Everyone NEEDS an easy, no knead farmhouse bread recipe in their arsenal because it’s just that easy and you can’t beat the aroma of freshly baked bread in your house!
For years bread making has been my Everest. Always admired but never conquered. I am a pretty good baker and I make all kinds of baked goods, as you know if you follow me, but for some reason working with yeast has always scared me.
Such a shame, especially coming from a Russian family where bread is considered to be the essential part of any meal or, as the Russian proverb says, “Bread is the head of everything.”
I come from a long dynasty of bread makers. Every woman in my family has made her own bread…except for me.
By nature I am an overcomer; I can’t bare the fact that there is a skill I don’t possess. It seriously drives me crazy. For example, I can only drive a car with an automatic transmission. Just not cool. It’s on my to-do list.
I’ve had some practice of baking with yeast through pizza dough making, which is no different from bread so I figured it’s time to overcome my fear and get right down to it.
This loaf is actually my second one. That’s right, I baked two loaves of bread in two days! My first attempt was hugely successful, which gave me a lot of confidence. I used a different recipe, which produced a gorgeous loaf of bread in 2 hours from start to finish.
Unfortunately for you, it was eaten so quickly I wasn’t able to take any photos but I will be making it again soon. Stay tuned!
Who developed the recipe for no knead bread?
The recipe for this miracle bread is no secret. It was revealed by The New York Times in 2006 and has been all over the blogosphere ever since and for a very good reason.
The author Jim Lahey claimed a 6 year old could make a European bakery style bread, a claim tested by many and agreed upon. I figured it would be a good recipe to start with. As you can see, it required so little effort I didn’t even have to roll up my sleeves!
How do you make no knead bread?
As the title suggests, this particular bread recipe requires no kneading, the integral part in successful bread making.

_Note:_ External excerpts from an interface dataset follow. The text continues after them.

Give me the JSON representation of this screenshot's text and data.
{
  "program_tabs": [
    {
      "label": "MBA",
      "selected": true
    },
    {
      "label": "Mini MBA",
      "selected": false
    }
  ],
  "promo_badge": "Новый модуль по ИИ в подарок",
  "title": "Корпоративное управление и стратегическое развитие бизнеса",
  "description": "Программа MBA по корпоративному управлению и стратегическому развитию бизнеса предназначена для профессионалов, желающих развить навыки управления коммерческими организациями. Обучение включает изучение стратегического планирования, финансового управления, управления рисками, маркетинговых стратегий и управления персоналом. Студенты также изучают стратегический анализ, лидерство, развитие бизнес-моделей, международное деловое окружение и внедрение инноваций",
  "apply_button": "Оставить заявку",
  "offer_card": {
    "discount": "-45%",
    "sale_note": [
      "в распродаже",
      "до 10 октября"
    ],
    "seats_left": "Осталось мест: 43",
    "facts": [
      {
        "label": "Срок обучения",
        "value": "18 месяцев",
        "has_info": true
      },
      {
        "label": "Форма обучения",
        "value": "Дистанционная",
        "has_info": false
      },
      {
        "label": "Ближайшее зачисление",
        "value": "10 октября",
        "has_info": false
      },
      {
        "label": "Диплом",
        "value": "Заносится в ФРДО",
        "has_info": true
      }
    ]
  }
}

Instead of kneading the bread dough, this recipe utilises a long, 12-hour fermentation time to develop gluten.
Not only does it achieve the same result as kneading, it also develops much better bread flavour. You will be quite surprised if you have a side by side taste test with a grocery store loaf. Your homemade bread will be miles ahead in terms of flavour and texture.
How is no knead bread different from regular bread?
The best part for me personally is the thick and chewy crust that is the hallmark of any good European loaf, something I grew up eating and missed intensely during my years in North America.
Truth be told, I wish I knew about this recipe when we were still living in Canada because buying a similar loaf was impossible. Now I am privileged enough to buy any kind of bread I wish but still it’s incredibly empowering to be able to bake my own!
This particular recipe reminded me of Pain de Campagne, a traditional French sourdough country bread which we buy most of the time.
You might ask what sets this recipe apart from every other recipe out there. The main difference is the method of baking.
It’s baked in a blazing hot oven inside a preheated dutch oven with a lid on which does 2 things – it creates moisture (and therefore a thick, chewy crust) and allows the bread to rise quickly.
Can you just take a look at that loaf?! How can you not fall in love immediately!
And that smell of a freshly baked loaf!
Originally published on 04/2014. Updated with more information and new photos.
If you like this bread, why not try more bread recipes
- 3 to 3 1/2 cups/400g to 450 g all-purpose or bread flour more for dusting (I used 3 1/2 cups)
- ¼ teaspoon instant yeast
- 1¼ teaspoons salt
- 1 1/2 cups/ 375ml warm water
- Flour for dusting
- Mix flour, yeast and salt in a large bowl.
- Add warm water to the ingredients and mix until a sticky dough forms.
- Cover with a towel and let it rise on the counter for 12 hours.
- Preheat the oven to 500F/260C with dutch oven inside.
- Turn your dough out on a floured surface, it will be flat, tuck all four sides in to form a ball and place it on a floured surface seam side down, sprinkle with more flour and cover with a towel. Don't be afraid to be generous with flour.
- Let it rise for 20 minutes.
- If you are short on time you can bake your bread after a 20 minute rise, and it will be a somewhat dense and hefty loaf yet still delicious. (Like mine in the pictures). Alternatively, you can let it rise for 2 more hours in order to produce a more airy loaf of bread.
- Cut slits in the top of the loaf with a sharp knife approximately 1-2cm deep to allow steam to escape and create a better shaped loaf.
- Take dutch oven out of the oven and carefully place your dough in it, cover with a lid and bake for 25 minutes.
- Take the lid off and bake for 10-15 minutes longer to get more colour into your crust.